- Activity
Print the records below exactly as they appear.

------ Materials provided

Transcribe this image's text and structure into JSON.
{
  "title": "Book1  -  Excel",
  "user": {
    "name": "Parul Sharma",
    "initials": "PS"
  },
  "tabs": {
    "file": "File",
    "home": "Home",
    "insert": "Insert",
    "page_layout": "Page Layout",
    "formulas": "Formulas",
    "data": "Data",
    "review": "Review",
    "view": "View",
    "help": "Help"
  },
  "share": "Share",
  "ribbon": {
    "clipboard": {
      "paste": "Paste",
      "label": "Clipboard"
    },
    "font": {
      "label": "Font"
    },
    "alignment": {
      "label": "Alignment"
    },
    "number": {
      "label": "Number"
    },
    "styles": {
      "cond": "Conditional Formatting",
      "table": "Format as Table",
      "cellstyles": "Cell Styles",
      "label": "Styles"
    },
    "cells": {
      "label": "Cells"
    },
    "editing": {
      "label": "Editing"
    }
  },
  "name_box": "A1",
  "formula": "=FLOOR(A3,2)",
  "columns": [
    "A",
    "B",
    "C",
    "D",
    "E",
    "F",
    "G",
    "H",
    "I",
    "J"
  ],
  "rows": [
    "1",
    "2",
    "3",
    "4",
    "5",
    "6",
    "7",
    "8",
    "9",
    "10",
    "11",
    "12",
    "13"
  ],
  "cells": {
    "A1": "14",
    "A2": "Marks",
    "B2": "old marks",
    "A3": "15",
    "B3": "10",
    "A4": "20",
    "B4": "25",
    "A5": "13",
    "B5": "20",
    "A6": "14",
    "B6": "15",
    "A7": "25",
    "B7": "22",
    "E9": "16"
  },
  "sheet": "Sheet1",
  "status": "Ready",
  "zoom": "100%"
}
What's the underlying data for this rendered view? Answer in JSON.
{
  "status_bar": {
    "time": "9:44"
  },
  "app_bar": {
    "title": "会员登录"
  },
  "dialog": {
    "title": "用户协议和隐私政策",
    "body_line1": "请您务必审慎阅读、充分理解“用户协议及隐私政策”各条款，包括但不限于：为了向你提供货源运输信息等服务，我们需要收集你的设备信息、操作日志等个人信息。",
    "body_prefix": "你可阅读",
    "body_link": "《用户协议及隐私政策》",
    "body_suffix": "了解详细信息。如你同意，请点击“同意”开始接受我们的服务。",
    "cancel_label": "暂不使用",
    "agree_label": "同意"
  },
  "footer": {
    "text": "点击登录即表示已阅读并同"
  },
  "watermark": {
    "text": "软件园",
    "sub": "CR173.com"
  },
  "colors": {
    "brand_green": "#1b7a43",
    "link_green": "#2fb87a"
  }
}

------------

- Reply to the exercise
Transcribe this image's text and structure into JSON.
{
  "title": "Book1  -  Excel",
  "user": {
    "name": "Parul Sharma",
    "initials": "PS"
  },
  "tabs": {
    "file": "File",
    "home": "Home",
    "insert": "Insert",
    "page_layout": "Page Layout",
    "formulas": "Formulas",
    "data": "Data",
    "review": "Review",
    "view": "View",
    "help": "Help"
  },
  "share": "Share",
  "ribbon": {
    "clipboard": {
      "paste": "Paste",
      "label": "Clipboard"
    },
    "font": {
      "label": "Font"
    },
    "alignment": {
      "label": "Alignment"
    },
    "number": {
      "label": "Number"
    },
    "styles": {
      "cond": "Conditional Formatting",
      "table": "Format as Table",
      "cellstyles": "Cell Styles",
      "label": "Styles"
    },
    "cells": {
      "label": "Cells"
    },
    "editing": {
      "label": "Editing"
    }
  },
  "name_box": "A1",
  "formula": "=FLOOR(A3,2)",
  "columns": [
    "A",
    "B",
    "C",
    "D",
    "E",
    "F",
    "G",
    "H",
    "I",
    "J"
  ],
  "rows": [
    "1",
    "2",
    "3",
    "4",
    "5",
    "6",
    "7",
    "8",
    "9",
    "10",
    "11",
    "12",
    "13"
  ],
  "cells": {
    "A1": "14",
    "A2": "Marks",
    "B2": "old marks",
    "A3": "15",
    "B3": "10",
    "A4": "20",
    "B4": "25",
    "A5": "13",
    "B5": "20",
    "A6": "14",
    "B6": "15",
    "A7": "25",
    "B7": "22",
    "E9": "16"
  },
  "sheet": "Sheet1",
  "status": "Ready",
  "zoom": "100%"
}
What's the underlying data for this rendered view? Answer in JSON.
{
  "status_bar": {
    "time": "9:44"
  },
  "app_bar": {
    "title": "会员登录"
  },
  "dialog": {
    "title": "用户协议和隐私政策",
    "body_line1": "请您务必审慎阅读、充分理解“用户协议及隐私政策”各条款，包括但不限于：为了向你提供货源运输信息等服务，我们需要收集你的设备信息、操作日志等个人信息。",
    "body_prefix": "你可阅读",
    "body_link": "《用户协议及隐私政策》",
    "body_suffix": "了解详细信息。如你同意，请点击“同意”开始接受我们的服务。",
    "cancel_label": "暂不使用",
    "agree_label": "同意"
  },
  "footer": {
    "text": "点击登录即表示已阅读并同"
  },
  "watermark": {
    "text": "软件园",
    "sub": "CR173.com"
  },
  "colors": {
    "brand_green": "#1b7a43",
    "link_green": "#2fb87a"
  }
}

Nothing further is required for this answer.